■ **WHAT THE TASK ASKS**
Retype all the data word for word.

■ **Data about app and page elements**
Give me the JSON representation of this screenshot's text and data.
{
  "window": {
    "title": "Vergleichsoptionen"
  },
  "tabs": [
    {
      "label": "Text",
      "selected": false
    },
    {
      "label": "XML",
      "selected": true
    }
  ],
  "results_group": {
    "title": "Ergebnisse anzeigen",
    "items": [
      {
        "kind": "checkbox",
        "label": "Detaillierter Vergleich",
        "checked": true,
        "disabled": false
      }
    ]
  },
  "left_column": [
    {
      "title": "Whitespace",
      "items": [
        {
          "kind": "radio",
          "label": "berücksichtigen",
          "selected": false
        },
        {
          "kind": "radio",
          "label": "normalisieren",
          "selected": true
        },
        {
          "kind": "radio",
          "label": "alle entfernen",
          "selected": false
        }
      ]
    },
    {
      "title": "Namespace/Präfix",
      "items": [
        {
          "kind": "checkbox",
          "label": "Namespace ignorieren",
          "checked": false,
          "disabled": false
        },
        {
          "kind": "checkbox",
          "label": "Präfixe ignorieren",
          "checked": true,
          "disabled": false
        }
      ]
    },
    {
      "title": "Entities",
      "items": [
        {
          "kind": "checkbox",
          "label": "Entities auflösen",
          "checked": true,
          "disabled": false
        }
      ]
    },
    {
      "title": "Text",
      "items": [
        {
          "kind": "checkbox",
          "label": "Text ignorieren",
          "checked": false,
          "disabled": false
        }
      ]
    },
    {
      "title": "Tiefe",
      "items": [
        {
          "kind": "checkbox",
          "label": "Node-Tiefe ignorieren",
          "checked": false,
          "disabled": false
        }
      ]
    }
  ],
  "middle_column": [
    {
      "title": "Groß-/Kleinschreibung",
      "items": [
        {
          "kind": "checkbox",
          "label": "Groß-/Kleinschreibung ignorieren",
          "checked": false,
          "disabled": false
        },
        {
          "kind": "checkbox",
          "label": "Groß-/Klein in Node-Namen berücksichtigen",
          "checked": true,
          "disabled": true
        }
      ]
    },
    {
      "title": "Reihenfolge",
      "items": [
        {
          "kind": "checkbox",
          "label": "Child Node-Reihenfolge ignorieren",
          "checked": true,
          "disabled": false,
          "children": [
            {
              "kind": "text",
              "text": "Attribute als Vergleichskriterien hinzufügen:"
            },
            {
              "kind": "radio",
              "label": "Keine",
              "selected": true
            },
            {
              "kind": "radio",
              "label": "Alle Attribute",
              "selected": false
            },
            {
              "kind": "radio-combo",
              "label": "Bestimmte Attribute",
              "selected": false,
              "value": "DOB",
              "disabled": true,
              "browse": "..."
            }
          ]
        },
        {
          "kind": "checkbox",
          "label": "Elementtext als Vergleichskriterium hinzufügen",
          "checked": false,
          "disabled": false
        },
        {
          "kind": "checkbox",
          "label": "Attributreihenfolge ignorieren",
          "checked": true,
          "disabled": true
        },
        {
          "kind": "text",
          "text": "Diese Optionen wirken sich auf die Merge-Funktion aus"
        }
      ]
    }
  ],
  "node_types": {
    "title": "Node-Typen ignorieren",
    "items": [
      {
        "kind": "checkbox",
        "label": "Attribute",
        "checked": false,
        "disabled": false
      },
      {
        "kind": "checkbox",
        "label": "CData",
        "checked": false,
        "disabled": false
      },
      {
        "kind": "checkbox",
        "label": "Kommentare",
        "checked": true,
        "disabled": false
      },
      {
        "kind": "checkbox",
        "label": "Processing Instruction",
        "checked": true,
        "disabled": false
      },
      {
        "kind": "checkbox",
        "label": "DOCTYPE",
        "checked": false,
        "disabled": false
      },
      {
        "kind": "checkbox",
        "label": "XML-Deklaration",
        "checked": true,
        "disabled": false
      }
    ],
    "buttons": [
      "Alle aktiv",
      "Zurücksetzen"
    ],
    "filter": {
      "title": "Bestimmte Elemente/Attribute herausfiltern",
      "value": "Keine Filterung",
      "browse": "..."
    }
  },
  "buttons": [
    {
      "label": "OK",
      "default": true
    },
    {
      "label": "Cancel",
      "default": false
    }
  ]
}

■ **ANSWER TO THIS TASK**
Give me the JSON representation of this screenshot's text and data.
{
  "window": {
    "title": "Vergleichsoptionen"
  },
  "tabs": [
    {
      "label": "Text",
      "selected": false
    },
    {
      "label": "XML",
      "selected": true
    }
  ],
  "results_group": {
    "title": "Ergebnisse anzeigen",
    "items": [
      {
        "kind": "checkbox",
        "label": "Detaillierter Vergleich",
        "checked": true,
        "disabled": false
      }
    ]
  },
  "left_column": [
    {
      "title": "Whitespace",
      "items": [
        {
          "kind": "radio",
          "label": "berücksichtigen",
          "selected": false
        },
        {
          "kind": "radio",
          "label": "normalisieren",
          "selected": true
        },
        {
          "kind": "radio",
          "label": "alle entfernen",
          "selected": false
        }
      ]
    },
    {
      "title": "Namespace/Präfix",
      "items": [
        {
          "kind": "checkbox",
          "label": "Namespace ignorieren",
          "checked": false,
          "disabled": false
        },
        {
          "kind": "checkbox",
          "label": "Präfixe ignorieren",
          "checked": true,
          "disabled": false
        }
      ]
    },
    {
      "title": "Entities",
      "items": [
        {
          "kind": "checkbox",
          "label": "Entities auflösen",
          "checked": true,
          "disabled": false
        }
      ]
    },
    {
      "title": "Text",
      "items": [
        {
          "kind": "checkbox",
          "label": "Text ignorieren",
          "checked": false,
          "disabled": false
        }
      ]
    },
    {
      "title": "Tiefe",
      "items": [
        {
          "kind": "checkbox",
          "label": "Node-Tiefe ignorieren",
          "checked": false,
          "disabled": false
        }
      ]
    }
  ],
  "middle_column": [
    {
      "title": "Groß-/Kleinschreibung",
      "items": [
        {
          "kind": "checkbox",
          "label": "Groß-/Kleinschreibung ignorieren",
          "checked": false,
          "disabled": false
        },
        {
          "kind": "checkbox",
          "label": "Groß-/Klein in Node-Namen berücksichtigen",
          "checked": true,
          "disabled": true
        }
      ]
    },
    {
      "title": "Reihenfolge",
      "items": [
        {
          "kind": "checkbox",
          "label": "Child Node-Reihenfolge ignorieren",
          "checked": true,
          "disabled": false,
          "children": [
            {
              "kind": "text",
              "text": "Attribute als Vergleichskriterien hinzufügen:"
            },
            {
              "kind": "radio",
              "label": "Keine",
              "selected": true
            },
            {
              "kind": "radio",
              "label": "Alle Attribute",
              "selected": false
            },
            {
              "kind": "radio-combo",
              "label": "Bestimmte Attribute",
              "selected": false,
              "value": "DOB",
              "disabled": true,
              "browse": "..."
            }
          ]
        },
        {
          "kind": "checkbox",
          "label": "Elementtext als Vergleichskriterium hinzufügen",
          "checked": false,
          "disabled": false
        },
        {
          "kind": "checkbox",
          "label": "Attributreihenfolge ignorieren",
          "checked": true,
          "disabled": true
        },
        {
          "kind": "text",
          "text": "Diese Optionen wirken sich auf die Merge-Funktion aus"
        }
      ]
    }
  ],
  "node_types": {
    "title": "Node-Typen ignorieren",
    "items": [
      {
        "kind": "checkbox",
        "label": "Attribute",
        "checked": false,
        "disabled": false
      },
      {
        "kind": "checkbox",
        "label": "CData",
        "checked": false,
        "disabled": false
      },
      {
        "kind": "checkbox",
        "label": "Kommentare",
        "checked": true,
        "disabled": false
      },
      {
        "kind": "checkbox",
        "label": "Processing Instruction",
        "checked": true,
        "disabled": false
      },
      {
        "kind": "checkbox",
        "label": "DOCTYPE",
        "checked": false,
        "disabled": false
      },
      {
        "kind": "checkbox",
        "label": "XML-Deklaration",
        "checked": true,
        "disabled": false
      }
    ],
    "buttons": [
      "Alle aktiv",
      "Zurücksetzen"
    ],
    "filter": {
      "title": "Bestimmte Elemente/Attribute herausfiltern",
      "value": "Keine Filterung",
      "browse": "..."
    }
  },
  "buttons": [
    {
      "label": "OK",
      "default": true
    },
    {
      "label": "Cancel",
      "default": false
    }
  ]
}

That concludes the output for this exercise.